_Task to carry out:_ Count, in the listing that follows, every line containing the word "JSON". Give the number by itself.

+++ Data extracts

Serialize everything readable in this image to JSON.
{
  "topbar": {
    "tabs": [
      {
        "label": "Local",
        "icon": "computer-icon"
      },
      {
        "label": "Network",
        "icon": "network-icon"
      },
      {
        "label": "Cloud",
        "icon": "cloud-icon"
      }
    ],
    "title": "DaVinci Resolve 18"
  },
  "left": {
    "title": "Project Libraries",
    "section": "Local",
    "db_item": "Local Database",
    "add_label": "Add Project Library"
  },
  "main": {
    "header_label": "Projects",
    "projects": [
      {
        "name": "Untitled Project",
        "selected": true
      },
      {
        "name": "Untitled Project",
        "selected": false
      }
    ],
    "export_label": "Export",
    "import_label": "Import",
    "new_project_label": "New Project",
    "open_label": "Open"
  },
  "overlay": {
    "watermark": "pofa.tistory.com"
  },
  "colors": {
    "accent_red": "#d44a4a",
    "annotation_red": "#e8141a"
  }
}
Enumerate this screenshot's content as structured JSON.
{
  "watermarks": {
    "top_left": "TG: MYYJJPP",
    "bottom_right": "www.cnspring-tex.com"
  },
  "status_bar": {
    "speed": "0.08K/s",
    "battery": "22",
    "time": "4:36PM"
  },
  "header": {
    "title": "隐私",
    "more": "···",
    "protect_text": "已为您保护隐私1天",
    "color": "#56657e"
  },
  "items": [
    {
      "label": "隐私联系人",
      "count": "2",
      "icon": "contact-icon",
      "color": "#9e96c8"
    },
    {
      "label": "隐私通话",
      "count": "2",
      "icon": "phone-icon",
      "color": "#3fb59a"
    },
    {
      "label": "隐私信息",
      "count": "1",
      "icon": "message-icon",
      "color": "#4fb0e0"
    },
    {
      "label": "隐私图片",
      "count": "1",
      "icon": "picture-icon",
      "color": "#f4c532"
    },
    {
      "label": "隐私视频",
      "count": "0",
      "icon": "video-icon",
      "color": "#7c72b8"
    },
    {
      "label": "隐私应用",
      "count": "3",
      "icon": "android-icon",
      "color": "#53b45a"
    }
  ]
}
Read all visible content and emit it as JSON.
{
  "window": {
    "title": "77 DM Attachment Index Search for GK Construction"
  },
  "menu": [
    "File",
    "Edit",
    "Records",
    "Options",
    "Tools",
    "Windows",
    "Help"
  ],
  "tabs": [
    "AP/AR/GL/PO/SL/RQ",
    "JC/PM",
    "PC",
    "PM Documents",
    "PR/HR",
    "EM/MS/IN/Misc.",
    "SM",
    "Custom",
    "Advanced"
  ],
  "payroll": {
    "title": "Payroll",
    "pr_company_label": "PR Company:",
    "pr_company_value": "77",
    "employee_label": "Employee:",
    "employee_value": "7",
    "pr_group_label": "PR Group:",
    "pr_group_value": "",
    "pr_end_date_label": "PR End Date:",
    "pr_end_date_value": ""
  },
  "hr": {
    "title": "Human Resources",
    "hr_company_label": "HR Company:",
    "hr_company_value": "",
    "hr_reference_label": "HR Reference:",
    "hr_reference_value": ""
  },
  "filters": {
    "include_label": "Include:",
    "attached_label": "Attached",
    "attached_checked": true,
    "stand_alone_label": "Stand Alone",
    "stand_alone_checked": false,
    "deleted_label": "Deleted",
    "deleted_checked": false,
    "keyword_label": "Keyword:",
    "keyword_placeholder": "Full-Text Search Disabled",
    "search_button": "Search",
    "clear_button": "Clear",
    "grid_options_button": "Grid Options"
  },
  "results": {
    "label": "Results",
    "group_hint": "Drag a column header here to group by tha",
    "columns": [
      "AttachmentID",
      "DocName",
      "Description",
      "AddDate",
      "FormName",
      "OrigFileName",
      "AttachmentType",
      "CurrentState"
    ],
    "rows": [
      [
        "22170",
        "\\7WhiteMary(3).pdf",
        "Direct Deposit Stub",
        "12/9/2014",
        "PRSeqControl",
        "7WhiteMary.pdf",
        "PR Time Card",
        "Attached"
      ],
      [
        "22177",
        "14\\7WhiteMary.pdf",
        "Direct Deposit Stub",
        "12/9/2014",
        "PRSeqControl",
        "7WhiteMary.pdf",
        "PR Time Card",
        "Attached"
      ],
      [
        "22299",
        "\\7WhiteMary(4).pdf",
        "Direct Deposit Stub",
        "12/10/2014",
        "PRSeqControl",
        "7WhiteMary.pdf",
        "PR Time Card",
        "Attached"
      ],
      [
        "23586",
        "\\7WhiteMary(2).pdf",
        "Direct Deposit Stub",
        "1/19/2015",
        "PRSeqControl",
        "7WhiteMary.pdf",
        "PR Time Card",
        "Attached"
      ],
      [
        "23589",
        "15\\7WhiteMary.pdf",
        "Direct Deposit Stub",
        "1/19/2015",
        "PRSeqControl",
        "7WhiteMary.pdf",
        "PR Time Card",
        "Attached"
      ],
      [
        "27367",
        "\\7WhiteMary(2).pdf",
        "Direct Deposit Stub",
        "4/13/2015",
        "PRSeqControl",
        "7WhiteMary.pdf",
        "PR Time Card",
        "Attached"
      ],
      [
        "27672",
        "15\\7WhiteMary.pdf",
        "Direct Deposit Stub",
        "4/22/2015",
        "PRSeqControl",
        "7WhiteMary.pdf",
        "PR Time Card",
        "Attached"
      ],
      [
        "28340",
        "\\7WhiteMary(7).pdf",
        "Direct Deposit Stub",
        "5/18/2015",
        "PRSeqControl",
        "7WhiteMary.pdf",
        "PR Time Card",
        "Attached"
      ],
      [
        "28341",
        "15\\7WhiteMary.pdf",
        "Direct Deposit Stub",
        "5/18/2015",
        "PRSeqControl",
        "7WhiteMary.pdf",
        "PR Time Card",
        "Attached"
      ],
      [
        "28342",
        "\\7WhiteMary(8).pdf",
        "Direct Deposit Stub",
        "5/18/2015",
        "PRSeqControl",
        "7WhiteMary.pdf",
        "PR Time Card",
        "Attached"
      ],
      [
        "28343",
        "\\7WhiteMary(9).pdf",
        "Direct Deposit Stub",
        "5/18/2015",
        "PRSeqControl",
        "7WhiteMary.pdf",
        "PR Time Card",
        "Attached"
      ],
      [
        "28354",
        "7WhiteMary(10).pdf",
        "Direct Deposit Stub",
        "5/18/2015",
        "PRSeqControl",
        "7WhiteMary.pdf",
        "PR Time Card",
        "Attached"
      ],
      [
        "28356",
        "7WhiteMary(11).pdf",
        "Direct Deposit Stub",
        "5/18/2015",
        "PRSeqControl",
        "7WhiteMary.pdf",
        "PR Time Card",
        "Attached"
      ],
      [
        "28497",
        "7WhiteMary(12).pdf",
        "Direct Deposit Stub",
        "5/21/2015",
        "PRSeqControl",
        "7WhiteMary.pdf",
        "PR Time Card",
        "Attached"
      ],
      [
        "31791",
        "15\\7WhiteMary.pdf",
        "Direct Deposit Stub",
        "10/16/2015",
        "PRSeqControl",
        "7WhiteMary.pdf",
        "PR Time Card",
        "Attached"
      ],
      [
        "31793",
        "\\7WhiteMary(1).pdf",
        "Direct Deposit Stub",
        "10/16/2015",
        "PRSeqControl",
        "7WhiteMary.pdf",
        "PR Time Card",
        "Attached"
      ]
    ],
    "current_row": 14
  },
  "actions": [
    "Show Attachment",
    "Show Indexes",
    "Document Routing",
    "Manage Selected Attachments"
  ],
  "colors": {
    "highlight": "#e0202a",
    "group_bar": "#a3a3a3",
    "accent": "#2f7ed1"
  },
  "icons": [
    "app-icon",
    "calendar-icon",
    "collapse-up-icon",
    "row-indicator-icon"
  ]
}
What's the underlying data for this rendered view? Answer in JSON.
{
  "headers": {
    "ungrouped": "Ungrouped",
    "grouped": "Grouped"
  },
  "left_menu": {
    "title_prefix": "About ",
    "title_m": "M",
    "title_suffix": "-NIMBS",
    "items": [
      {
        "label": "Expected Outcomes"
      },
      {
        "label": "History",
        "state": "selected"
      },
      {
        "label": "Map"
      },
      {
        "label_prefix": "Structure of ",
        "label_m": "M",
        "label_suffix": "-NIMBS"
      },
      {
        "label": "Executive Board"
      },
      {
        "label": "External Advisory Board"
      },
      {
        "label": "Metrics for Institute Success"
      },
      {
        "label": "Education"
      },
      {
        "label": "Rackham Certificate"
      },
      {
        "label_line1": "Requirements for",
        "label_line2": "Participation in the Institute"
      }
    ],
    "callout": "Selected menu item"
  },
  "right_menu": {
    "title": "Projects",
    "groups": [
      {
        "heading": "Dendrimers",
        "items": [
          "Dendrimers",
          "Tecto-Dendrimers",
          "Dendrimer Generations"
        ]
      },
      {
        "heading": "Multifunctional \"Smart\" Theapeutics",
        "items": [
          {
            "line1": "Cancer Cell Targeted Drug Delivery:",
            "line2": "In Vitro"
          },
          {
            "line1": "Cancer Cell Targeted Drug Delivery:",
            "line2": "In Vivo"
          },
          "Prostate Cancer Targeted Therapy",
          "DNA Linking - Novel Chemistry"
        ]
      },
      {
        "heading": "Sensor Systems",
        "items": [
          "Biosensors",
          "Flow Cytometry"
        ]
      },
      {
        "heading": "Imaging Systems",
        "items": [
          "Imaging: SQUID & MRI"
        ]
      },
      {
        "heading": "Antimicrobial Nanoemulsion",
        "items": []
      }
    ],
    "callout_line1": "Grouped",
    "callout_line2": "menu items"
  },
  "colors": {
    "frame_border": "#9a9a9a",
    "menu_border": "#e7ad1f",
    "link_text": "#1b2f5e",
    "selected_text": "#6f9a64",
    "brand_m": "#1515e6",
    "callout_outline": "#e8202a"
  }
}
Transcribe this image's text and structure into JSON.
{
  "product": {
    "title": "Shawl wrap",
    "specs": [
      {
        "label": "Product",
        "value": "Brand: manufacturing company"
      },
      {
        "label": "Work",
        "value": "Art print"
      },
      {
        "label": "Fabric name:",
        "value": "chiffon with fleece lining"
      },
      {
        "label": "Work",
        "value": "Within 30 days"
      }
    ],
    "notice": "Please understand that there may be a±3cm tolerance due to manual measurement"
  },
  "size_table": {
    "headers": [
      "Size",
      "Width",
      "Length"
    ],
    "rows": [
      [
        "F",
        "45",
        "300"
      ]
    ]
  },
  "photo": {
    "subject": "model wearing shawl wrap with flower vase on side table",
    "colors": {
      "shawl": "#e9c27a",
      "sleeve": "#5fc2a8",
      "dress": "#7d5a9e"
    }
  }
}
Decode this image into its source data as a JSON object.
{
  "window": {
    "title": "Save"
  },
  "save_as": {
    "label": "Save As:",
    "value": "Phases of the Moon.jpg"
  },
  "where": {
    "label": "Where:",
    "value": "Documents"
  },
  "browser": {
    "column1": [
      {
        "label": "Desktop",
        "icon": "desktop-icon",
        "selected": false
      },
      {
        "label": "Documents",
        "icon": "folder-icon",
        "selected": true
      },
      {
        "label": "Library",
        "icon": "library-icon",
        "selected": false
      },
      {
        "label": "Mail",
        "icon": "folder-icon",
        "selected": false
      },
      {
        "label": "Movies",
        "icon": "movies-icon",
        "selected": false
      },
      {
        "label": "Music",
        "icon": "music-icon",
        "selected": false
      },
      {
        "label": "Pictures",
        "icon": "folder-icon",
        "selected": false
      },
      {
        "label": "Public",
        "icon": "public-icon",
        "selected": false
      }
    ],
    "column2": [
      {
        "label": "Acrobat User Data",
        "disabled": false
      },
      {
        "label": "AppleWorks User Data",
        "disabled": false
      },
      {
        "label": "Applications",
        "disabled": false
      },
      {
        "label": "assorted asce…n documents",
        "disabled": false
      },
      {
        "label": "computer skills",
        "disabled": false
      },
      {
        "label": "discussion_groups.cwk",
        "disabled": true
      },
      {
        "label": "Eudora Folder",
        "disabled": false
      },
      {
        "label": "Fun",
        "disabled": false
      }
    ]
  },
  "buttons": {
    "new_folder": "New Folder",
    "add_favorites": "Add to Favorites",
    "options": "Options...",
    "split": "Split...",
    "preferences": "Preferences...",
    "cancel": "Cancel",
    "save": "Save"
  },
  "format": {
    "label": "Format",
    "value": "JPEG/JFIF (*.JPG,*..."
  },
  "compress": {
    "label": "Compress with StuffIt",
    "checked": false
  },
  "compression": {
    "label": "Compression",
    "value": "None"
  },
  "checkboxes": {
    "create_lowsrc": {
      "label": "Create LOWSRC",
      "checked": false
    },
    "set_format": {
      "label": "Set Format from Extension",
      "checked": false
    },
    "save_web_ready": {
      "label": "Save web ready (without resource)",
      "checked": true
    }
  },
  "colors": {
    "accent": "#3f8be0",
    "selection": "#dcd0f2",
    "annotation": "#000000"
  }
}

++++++

_Answer for the task:_ 6